== EXERCISE ==
Nothing but an exact copy of the data should be output.

[Page and application data records]

Content starts

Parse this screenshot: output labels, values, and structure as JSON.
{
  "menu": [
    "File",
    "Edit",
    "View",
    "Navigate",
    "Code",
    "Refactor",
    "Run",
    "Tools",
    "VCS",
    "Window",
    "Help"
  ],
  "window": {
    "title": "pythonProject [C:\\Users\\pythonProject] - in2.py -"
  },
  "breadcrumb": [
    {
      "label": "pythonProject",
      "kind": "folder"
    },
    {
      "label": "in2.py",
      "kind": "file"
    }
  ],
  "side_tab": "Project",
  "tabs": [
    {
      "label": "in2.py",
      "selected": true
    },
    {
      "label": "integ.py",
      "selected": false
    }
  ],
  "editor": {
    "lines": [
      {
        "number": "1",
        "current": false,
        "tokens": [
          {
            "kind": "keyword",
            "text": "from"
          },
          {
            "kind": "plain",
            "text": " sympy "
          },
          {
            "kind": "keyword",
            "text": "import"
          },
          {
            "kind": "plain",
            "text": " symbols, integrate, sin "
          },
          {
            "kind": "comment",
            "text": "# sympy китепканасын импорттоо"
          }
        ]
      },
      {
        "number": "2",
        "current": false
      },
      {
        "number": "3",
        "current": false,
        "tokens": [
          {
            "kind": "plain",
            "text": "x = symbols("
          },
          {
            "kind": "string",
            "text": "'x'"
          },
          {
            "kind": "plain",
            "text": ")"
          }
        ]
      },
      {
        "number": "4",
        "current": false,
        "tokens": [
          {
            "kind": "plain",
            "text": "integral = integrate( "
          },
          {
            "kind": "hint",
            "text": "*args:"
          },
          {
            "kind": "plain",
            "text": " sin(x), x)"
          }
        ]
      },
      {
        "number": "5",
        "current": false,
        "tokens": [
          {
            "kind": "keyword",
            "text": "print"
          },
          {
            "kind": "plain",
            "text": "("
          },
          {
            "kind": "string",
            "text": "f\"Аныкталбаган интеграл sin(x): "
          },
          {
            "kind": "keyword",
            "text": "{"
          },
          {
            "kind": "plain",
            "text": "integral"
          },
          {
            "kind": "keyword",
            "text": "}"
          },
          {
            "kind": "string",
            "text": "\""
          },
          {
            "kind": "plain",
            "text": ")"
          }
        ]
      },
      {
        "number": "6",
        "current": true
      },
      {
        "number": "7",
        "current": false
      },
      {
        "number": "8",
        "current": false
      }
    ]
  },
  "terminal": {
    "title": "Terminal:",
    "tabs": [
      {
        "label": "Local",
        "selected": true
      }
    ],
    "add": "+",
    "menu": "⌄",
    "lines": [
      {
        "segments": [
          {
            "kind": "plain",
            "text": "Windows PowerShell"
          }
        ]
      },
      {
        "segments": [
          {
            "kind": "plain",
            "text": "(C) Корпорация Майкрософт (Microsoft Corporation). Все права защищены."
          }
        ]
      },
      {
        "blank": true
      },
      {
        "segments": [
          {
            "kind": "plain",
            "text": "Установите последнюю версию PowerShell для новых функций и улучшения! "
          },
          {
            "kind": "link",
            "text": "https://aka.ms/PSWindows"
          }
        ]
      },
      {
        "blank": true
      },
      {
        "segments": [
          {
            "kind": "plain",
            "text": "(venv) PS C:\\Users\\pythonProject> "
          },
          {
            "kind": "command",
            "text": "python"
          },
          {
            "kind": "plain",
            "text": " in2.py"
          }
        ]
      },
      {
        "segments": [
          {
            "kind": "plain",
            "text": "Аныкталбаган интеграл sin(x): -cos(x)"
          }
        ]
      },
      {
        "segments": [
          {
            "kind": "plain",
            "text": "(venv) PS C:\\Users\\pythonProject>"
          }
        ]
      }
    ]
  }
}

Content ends

== COMPLETED TASK ==
Parse this screenshot: output labels, values, and structure as JSON.
{
  "menu": [
    "File",
    "Edit",
    "View",
    "Navigate",
    "Code",
    "Refactor",
    "Run",
    "Tools",
    "VCS",
    "Window",
    "Help"
  ],
  "window": {
    "title": "pythonProject [C:\\Users\\pythonProject] - in2.py -"
  },
  "breadcrumb": [
    {
      "label": "pythonProject",
      "kind": "folder"
    },
    {
      "label": "in2.py",
      "kind": "file"
    }
  ],
  "side_tab": "Project",
  "tabs": [
    {
      "label": "in2.py",
      "selected": true
    },
    {
      "label": "integ.py",
      "selected": false
    }
  ],
  "editor": {
    "lines": [
      {
        "number": "1",
        "current": false,
        "tokens": [
          {
            "kind": "keyword",
            "text": "from"
          },
          {
            "kind": "plain",
            "text": " sympy "
          },
          {
            "kind": "keyword",
            "text": "import"
          },
          {
            "kind": "plain",
            "text": " symbols, integrate, sin "
          },
          {
            "kind": "comment",
            "text": "# sympy китепканасын импорттоо"
          }
        ]
      },
      {
        "number": "2",
        "current": false
      },
      {
        "number": "3",
        "current": false,
        "tokens": [
          {
            "kind": "plain",
            "text": "x = symbols("
          },
          {
            "kind": "string",
            "text": "'x'"
          },
          {
            "kind": "plain",
            "text": ")"
          }
        ]
      },
      {
        "number": "4",
        "current": false,
        "tokens": [
          {
            "kind": "plain",
            "text": "integral = integrate( "
          },
          {
            "kind": "hint",
            "text": "*args:"
          },
          {
            "kind": "plain",
            "text": " sin(x), x)"
          }
        ]
      },
      {
        "number": "5",
        "current": false,
        "tokens": [
          {
            "kind": "keyword",
            "text": "print"
          },
          {
            "kind": "plain",
            "text": "("
          },
          {
            "kind": "string",
            "text": "f\"Аныкталбаган интеграл sin(x): "
          },
          {
            "kind": "keyword",
            "text": "{"
          },
          {
            "kind": "plain",
            "text": "integral"
          },
          {
            "kind": "keyword",
            "text": "}"
          },
          {
            "kind": "string",
            "text": "\""
          },
          {
            "kind": "plain",
            "text": ")"
          }
        ]
      },
      {
        "number": "6",
        "current": true
      },
      {
        "number": "7",
        "current": false
      },
      {
        "number": "8",
        "current": false
      }
    ]
  },
  "terminal": {
    "title": "Terminal:",
    "tabs": [
      {
        "label": "Local",
        "selected": true
      }
    ],
    "add": "+",
    "menu": "⌄",
    "lines": [
      {
        "segments": [
          {
            "kind": "plain",
            "text": "Windows PowerShell"
          }
        ]
      },
      {
        "segments": [
          {
            "kind": "plain",
            "text": "(C) Корпорация Майкрософт (Microsoft Corporation). Все права защищены."
          }
        ]
      },
      {
        "blank": true
      },
      {
        "segments": [
          {
            "kind": "plain",
            "text": "Установите последнюю версию PowerShell для новых функций и улучшения! "
          },
          {
            "kind": "link",
            "text": "https://aka.ms/PSWindows"
          }
        ]
      },
      {
        "blank": true
      },
      {
        "segments": [
          {
            "kind": "plain",
            "text": "(venv) PS C:\\Users\\pythonProject> "
          },
          {
            "kind": "command",
            "text": "python"
          },
          {
            "kind": "plain",
            "text": " in2.py"
          }
        ]
      },
      {
        "segments": [
          {
            "kind": "plain",
            "text": "Аныкталбаган интеграл sin(x): -cos(x)"
          }
        ]
      },
      {
        "segments": [
          {
            "kind": "plain",
            "text": "(venv) PS C:\\Users\\pythonProject>"
          }
        ]
      }
    ]
  }
}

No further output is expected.